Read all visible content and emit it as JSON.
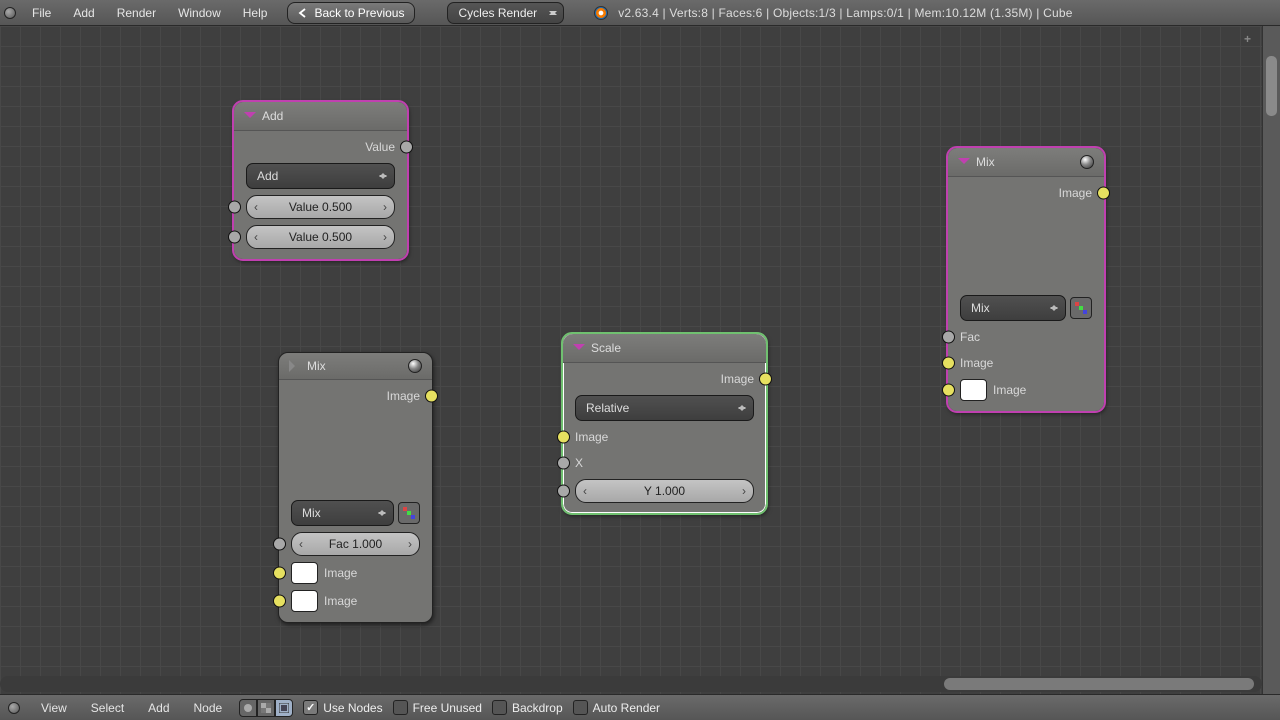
{
  "topmenu": {
    "file": "File",
    "add": "Add",
    "render": "Render",
    "window": "Window",
    "help": "Help"
  },
  "back_btn": "Back to Previous",
  "engine": "Cycles Render",
  "stats": "v2.63.4 | Verts:8 | Faces:6 | Objects:1/3 | Lamps:0/1 | Mem:10.12M (1.35M) | Cube",
  "botmenu": {
    "view": "View",
    "select": "Select",
    "add": "Add",
    "node": "Node"
  },
  "checks": {
    "use_nodes": "Use Nodes",
    "free_unused": "Free Unused",
    "backdrop": "Backdrop",
    "auto_render": "Auto Render"
  },
  "node_add": {
    "title": "Add",
    "out": "Value",
    "mode": "Add",
    "v1": "Value 0.500",
    "v2": "Value 0.500"
  },
  "node_mix1": {
    "title": "Mix",
    "out": "Image",
    "mode": "Mix",
    "fac": "Fac 1.000",
    "img1": "Image",
    "img2": "Image"
  },
  "node_scale": {
    "title": "Scale",
    "out": "Image",
    "mode": "Relative",
    "img": "Image",
    "x": "X",
    "y": "Y 1.000"
  },
  "node_mix2": {
    "title": "Mix",
    "out": "Image",
    "mode": "Mix",
    "fac": "Fac",
    "img1": "Image",
    "img2": "Image"
  }
}
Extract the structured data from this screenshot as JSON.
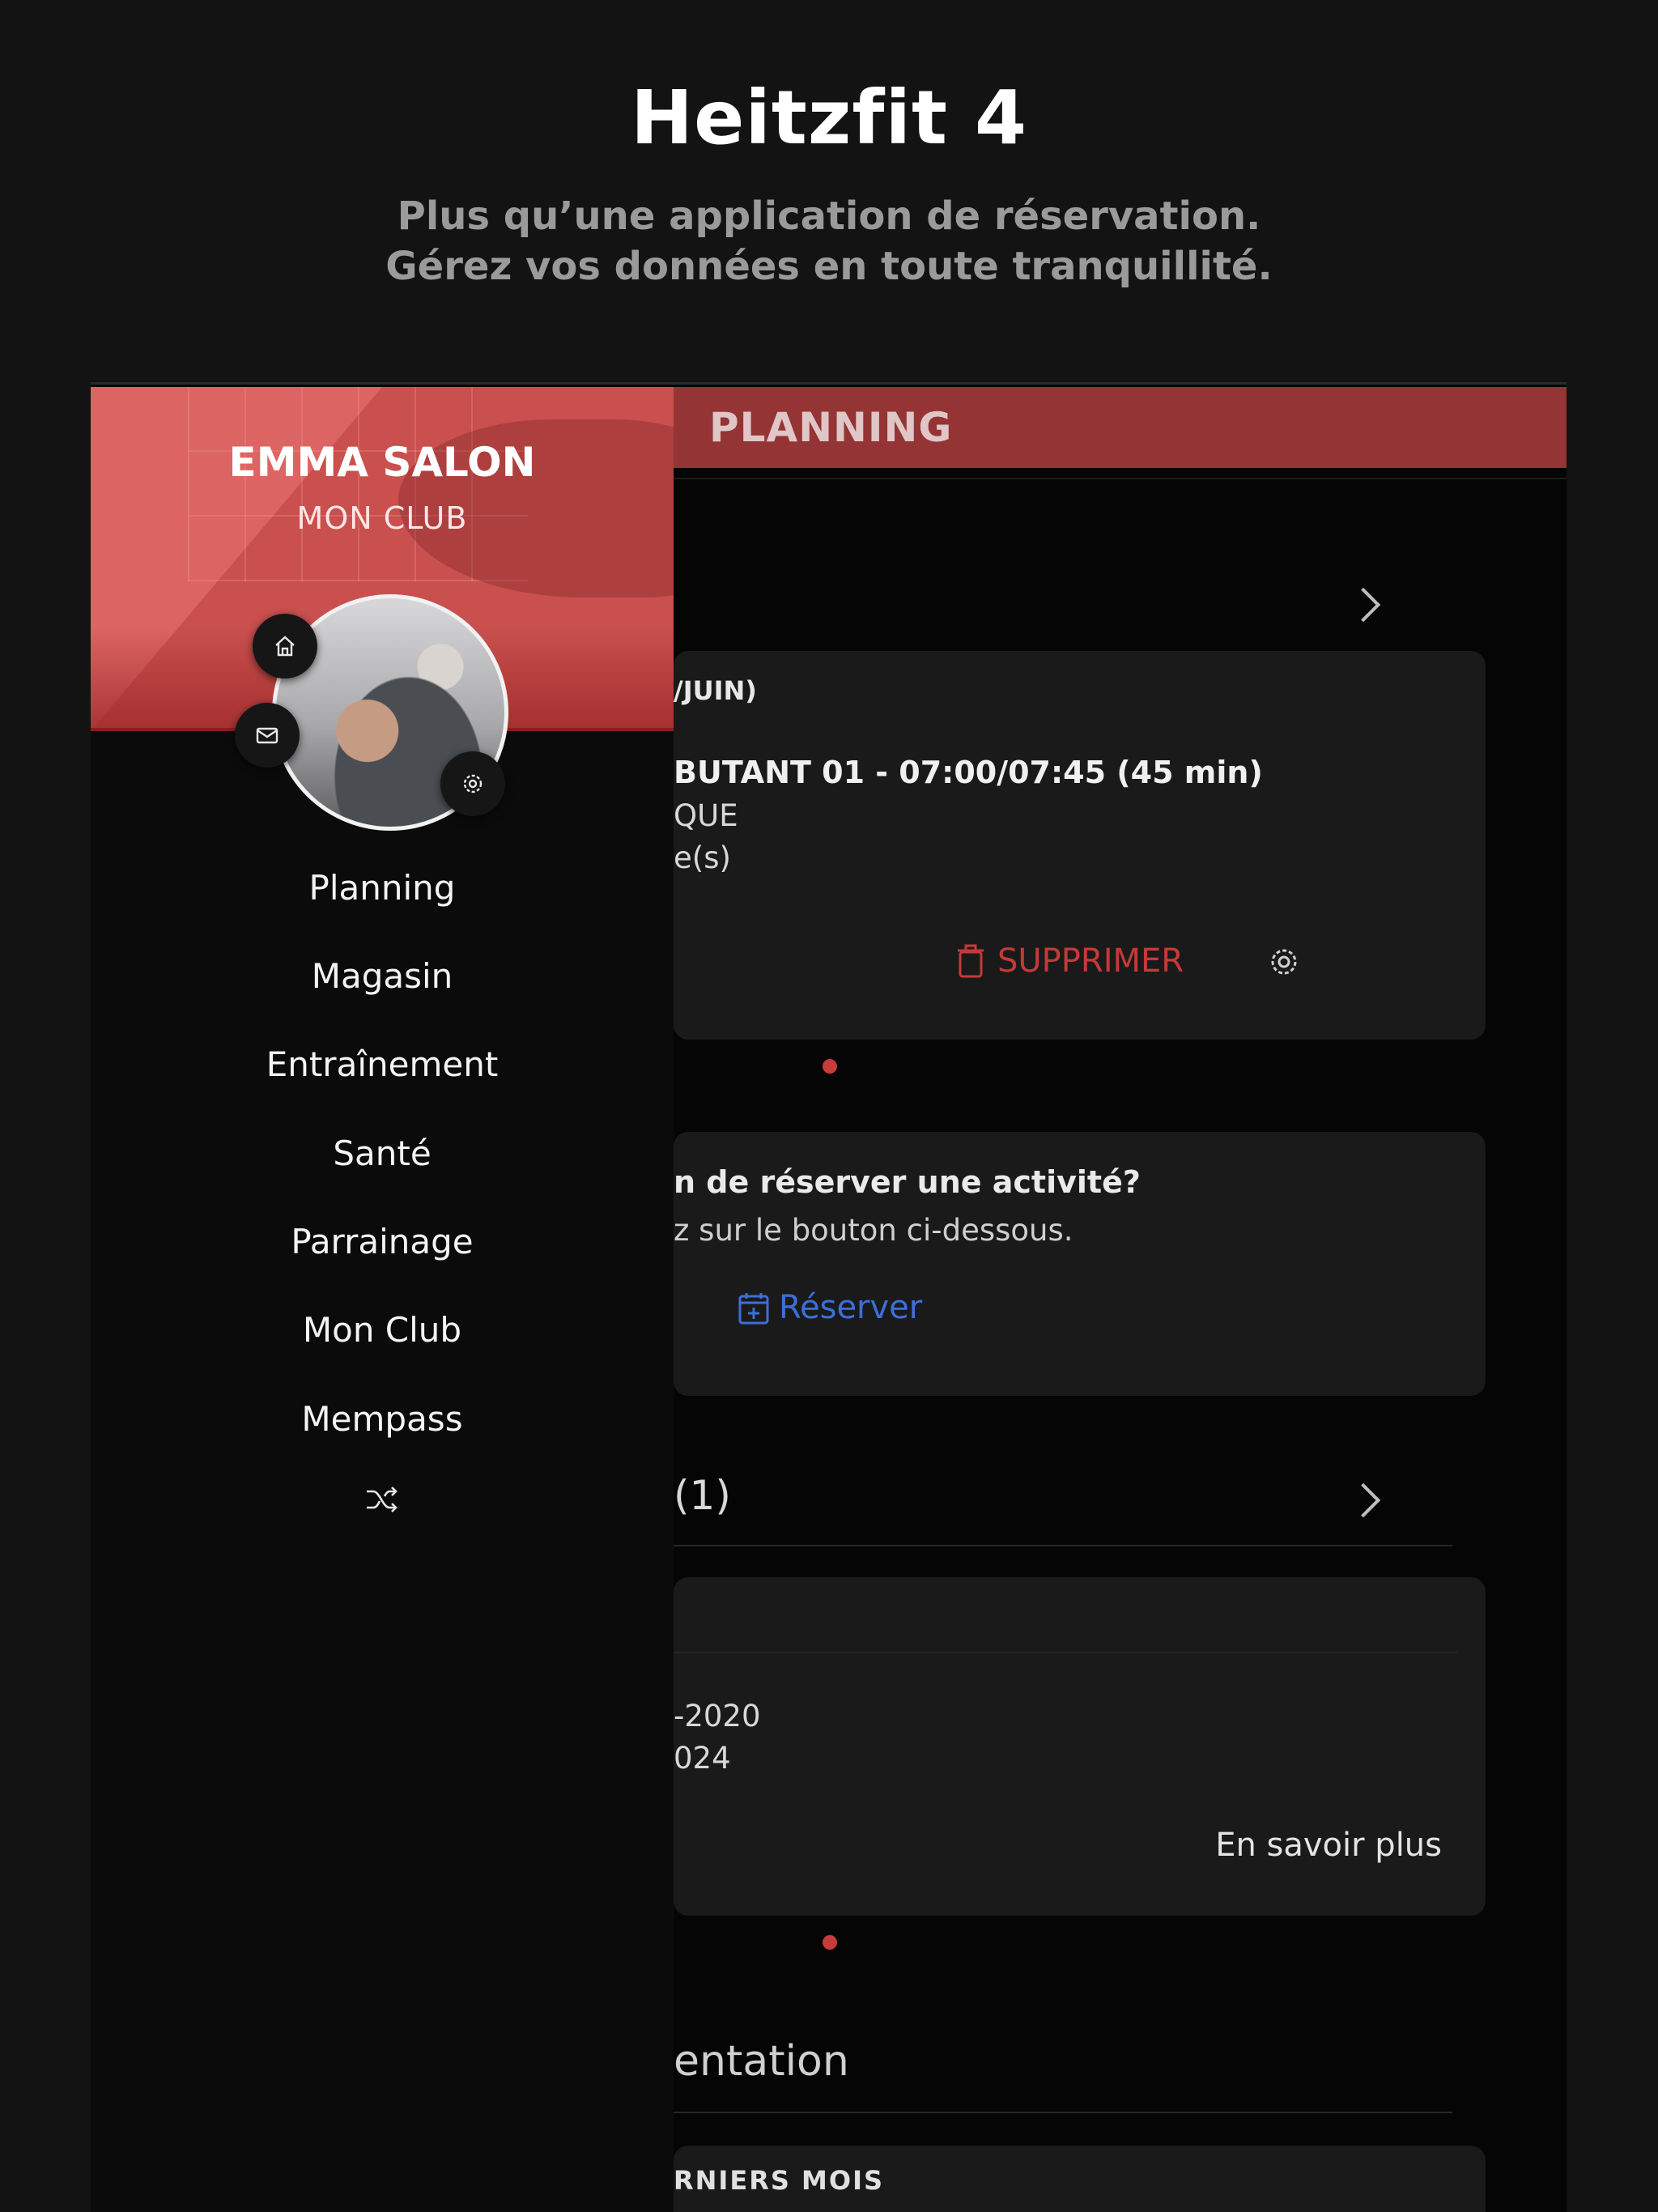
{
  "hero": {
    "title": "Heitzfit 4",
    "subtitle_line1": "Plus qu’une application de réservation.",
    "subtitle_line2": "Gérez vos données en toute tranquillité."
  },
  "header": {
    "title": "PLANNING"
  },
  "drawer": {
    "user_name": "EMMA SALON",
    "club_label": "MON CLUB",
    "menu": [
      {
        "label": "Planning"
      },
      {
        "label": "Magasin"
      },
      {
        "label": "Entraînement"
      },
      {
        "label": "Santé"
      },
      {
        "label": "Parrainage"
      },
      {
        "label": "Mon Club"
      },
      {
        "label": "Mempass"
      }
    ],
    "icons": {
      "home": "home-icon",
      "mail": "mail-icon",
      "settings": "gear-icon",
      "switch": "shuffle-icon"
    }
  },
  "booking_card": {
    "date": "/JUIN)",
    "activity": "BUTANT 01 - 07:00/07:45 (45 min)",
    "line2": "QUE",
    "line3": "e(s)",
    "delete_label": "SUPPRIMER"
  },
  "reserve_card": {
    "question": "n de réserver une activité?",
    "hint": "z sur le bouton ci-dessous.",
    "reserve_label": "Réserver"
  },
  "section2": {
    "title": "(1)"
  },
  "subscription_card": {
    "line1": "-2020",
    "line2": "024",
    "more_label": "En savoir plus"
  },
  "section3": {
    "title": "entation"
  },
  "last_card": {
    "title": "RNIERS MOIS"
  },
  "colors": {
    "background": "#131313",
    "accent_red": "#943434",
    "delete_red": "#c43a3a",
    "link_blue": "#3d6fd8",
    "drawer_header": "#c9504e"
  }
}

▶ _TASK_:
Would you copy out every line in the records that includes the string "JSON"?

▶ _ANSWER SPACE_:
Read all visible content and emit it as JSON.
Extract the structured data from this screenshot as JSON.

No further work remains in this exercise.